The Archbishops of York, no longer possessing Whitehall, built another house next to Durham House. Mary, who in her short reign tried to undo some of the most glaring acts of injustice committed by her two predecessors, had given to the Archbishop of York, Suffolk House in the Borough, which had been the stately home of Charles Brandon, Duke of Suffolk.
But this the Archbishop had sold, the situation being too far from the Court and Parliament, and had bought this site on the northern bank, on which was an old mansion belonging to the Bishop of Norwich. Archbishop Heath, the builder of the new house, was the only prelate who ever resided in it.
During the occupancy of the See by his five successors it was leased to the Lord Keepers of the Great Seal.
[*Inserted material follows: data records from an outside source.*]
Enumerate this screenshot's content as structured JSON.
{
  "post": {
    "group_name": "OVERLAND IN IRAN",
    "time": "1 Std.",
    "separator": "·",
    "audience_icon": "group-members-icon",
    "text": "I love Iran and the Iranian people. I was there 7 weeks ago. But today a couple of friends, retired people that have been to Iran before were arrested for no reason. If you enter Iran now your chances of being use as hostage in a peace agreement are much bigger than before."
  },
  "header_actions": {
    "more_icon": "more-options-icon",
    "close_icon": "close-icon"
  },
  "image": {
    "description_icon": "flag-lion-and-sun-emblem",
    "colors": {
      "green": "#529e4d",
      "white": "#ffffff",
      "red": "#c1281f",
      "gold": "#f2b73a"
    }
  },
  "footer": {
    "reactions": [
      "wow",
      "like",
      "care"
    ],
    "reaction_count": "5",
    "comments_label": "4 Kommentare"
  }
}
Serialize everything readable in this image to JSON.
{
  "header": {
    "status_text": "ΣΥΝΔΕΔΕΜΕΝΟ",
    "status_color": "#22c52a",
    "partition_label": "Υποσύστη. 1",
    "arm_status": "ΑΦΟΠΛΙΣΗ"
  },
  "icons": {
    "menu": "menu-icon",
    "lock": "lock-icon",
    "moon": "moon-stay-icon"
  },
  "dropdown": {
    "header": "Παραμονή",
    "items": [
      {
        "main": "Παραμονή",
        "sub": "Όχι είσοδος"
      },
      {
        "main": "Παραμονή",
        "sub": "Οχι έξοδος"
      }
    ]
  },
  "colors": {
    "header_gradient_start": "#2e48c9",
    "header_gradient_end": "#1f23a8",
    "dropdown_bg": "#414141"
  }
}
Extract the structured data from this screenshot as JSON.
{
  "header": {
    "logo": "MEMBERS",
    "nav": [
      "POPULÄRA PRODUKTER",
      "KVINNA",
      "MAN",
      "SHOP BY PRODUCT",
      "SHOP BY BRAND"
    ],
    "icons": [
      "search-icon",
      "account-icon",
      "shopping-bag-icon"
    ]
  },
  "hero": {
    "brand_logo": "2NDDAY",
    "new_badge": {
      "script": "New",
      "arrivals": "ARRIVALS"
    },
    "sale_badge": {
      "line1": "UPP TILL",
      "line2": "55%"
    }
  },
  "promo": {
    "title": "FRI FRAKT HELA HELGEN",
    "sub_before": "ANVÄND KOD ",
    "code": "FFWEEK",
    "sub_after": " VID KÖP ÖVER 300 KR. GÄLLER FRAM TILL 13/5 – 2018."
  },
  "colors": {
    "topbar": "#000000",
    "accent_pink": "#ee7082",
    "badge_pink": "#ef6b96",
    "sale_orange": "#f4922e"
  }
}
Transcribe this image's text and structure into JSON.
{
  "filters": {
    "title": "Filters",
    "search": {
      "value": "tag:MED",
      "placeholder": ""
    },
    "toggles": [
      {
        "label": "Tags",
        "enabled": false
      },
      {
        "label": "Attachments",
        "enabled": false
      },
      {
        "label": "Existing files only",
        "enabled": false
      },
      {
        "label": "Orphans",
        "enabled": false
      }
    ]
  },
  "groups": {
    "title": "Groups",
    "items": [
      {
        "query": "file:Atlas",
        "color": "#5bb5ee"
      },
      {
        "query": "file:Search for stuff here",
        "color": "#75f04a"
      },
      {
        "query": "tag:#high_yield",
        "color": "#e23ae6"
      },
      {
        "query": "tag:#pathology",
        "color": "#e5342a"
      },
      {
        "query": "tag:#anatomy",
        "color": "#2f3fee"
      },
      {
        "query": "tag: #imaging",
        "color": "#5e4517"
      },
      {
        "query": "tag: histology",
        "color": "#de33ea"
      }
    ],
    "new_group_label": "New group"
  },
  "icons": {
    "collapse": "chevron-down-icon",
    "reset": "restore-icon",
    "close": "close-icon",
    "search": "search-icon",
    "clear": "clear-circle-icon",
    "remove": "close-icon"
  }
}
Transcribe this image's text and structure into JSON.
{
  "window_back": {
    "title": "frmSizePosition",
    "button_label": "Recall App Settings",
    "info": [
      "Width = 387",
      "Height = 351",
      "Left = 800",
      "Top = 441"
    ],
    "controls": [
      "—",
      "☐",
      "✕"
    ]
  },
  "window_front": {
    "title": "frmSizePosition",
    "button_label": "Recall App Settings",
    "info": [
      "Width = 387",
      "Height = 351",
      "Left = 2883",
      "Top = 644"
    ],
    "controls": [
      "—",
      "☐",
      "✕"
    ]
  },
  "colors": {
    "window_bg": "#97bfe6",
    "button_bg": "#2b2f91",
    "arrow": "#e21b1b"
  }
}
Lord Chancellor Bacon, otherwise Francis Earl of Verulam was born here in 1560, and here his father, Nicholas Bacon, died in 1597 and several Lord Chancellors lived here in succession.
Archbishop Matthew allowed the first Duke of Buckingham of the Villiers family to reside in it until an exchange could be made, and it remained in their possession until the second Duke sold it for £30,000.
It was sold to speculators, who built streets and houses on the site, and fancifully named them after him, George Street, Villiers Street, Duke Street and Buckingham Street.Next page: York House